= Beginning of Section =

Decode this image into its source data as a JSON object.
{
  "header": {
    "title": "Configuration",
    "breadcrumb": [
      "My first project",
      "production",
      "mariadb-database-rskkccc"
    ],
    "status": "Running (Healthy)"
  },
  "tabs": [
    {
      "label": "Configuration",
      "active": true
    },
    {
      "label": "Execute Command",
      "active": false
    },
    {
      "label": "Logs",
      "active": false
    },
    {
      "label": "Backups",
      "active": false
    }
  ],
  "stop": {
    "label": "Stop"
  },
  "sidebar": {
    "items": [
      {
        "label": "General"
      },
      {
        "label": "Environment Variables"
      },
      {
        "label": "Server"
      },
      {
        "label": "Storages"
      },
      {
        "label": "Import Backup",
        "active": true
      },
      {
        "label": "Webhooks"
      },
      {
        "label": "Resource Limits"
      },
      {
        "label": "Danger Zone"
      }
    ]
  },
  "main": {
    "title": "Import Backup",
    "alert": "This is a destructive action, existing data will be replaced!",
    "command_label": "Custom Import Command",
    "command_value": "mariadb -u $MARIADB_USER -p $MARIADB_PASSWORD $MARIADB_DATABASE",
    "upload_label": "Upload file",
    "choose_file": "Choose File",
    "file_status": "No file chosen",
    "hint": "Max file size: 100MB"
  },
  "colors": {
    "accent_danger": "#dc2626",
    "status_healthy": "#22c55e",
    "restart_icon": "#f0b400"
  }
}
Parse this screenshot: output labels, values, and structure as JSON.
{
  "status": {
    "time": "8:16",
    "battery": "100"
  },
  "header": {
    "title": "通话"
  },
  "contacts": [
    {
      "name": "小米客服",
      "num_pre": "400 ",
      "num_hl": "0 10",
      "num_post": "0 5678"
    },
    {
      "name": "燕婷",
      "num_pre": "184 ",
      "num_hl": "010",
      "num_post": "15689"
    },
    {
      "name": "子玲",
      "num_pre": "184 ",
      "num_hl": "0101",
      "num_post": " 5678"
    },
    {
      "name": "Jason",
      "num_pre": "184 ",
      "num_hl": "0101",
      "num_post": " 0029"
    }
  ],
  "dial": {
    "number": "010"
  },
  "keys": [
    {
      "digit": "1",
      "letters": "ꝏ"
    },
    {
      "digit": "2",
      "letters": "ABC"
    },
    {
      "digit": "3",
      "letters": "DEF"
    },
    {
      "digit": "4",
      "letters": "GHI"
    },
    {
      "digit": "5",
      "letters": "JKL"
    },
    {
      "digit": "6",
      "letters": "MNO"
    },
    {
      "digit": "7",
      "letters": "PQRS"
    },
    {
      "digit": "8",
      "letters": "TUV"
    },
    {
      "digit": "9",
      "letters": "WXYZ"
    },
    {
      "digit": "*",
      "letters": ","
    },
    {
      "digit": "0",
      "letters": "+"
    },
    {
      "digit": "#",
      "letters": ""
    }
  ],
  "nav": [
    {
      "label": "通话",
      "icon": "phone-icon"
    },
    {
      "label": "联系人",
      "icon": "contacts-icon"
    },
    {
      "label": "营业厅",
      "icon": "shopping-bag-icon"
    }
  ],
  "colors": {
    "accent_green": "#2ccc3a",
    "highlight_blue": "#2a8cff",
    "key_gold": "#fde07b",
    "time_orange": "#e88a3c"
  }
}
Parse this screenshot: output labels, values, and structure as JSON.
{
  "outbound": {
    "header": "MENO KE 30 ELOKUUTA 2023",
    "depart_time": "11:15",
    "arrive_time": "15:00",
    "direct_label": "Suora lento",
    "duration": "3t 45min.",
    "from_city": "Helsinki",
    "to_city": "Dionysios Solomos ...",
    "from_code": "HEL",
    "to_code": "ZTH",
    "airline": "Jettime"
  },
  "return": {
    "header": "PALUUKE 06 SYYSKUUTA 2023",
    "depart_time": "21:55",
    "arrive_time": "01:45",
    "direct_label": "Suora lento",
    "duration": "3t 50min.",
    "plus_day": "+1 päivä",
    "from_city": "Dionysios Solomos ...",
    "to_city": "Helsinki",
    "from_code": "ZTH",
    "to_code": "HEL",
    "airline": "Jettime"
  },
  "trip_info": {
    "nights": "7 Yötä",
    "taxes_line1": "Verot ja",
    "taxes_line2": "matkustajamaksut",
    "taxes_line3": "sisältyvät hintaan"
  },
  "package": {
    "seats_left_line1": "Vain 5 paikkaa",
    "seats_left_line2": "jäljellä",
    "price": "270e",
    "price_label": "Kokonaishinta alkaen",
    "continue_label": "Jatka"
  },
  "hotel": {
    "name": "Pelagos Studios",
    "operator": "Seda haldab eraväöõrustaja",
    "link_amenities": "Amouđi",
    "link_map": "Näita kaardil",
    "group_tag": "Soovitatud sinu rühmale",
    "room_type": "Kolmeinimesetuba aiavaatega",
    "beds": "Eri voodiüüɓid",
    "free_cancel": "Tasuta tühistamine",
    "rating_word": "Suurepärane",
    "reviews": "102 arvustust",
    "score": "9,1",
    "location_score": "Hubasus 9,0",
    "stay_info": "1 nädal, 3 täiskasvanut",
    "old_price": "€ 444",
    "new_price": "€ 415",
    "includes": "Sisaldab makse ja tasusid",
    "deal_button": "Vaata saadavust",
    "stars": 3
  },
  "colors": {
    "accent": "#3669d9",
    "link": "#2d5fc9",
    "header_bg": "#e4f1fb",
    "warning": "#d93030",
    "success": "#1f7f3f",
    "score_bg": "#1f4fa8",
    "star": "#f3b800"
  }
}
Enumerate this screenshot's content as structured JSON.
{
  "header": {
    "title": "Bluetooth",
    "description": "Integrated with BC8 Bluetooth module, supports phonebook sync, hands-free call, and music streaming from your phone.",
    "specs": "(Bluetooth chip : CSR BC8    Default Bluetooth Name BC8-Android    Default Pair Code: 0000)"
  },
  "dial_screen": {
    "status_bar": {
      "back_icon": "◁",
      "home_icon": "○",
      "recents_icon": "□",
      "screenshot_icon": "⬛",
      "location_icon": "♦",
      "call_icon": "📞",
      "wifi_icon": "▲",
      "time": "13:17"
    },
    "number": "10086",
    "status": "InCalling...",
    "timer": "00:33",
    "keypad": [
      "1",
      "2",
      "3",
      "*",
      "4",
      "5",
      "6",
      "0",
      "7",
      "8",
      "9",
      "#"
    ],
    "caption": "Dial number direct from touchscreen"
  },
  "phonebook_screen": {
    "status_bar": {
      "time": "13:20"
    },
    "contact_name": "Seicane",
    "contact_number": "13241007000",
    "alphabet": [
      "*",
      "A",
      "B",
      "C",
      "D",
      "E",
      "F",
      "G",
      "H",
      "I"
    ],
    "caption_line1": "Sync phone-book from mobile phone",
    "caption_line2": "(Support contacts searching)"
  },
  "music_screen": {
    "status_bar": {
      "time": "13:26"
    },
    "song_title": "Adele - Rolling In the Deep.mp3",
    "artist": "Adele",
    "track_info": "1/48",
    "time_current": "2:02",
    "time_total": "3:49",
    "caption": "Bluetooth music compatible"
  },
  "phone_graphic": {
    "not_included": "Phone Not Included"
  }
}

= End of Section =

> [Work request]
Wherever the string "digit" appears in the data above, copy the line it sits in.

> [Response to the exercise]
      "digit": "1",
      "digit": "2",
      "digit": "3",
      "digit": "4",
      "digit": "5",
      "digit": "6",
      "digit": "7",
      "digit": "8",
      "digit": "9",
      "digit": "*",
      "digit": "0",
      "digit": "#",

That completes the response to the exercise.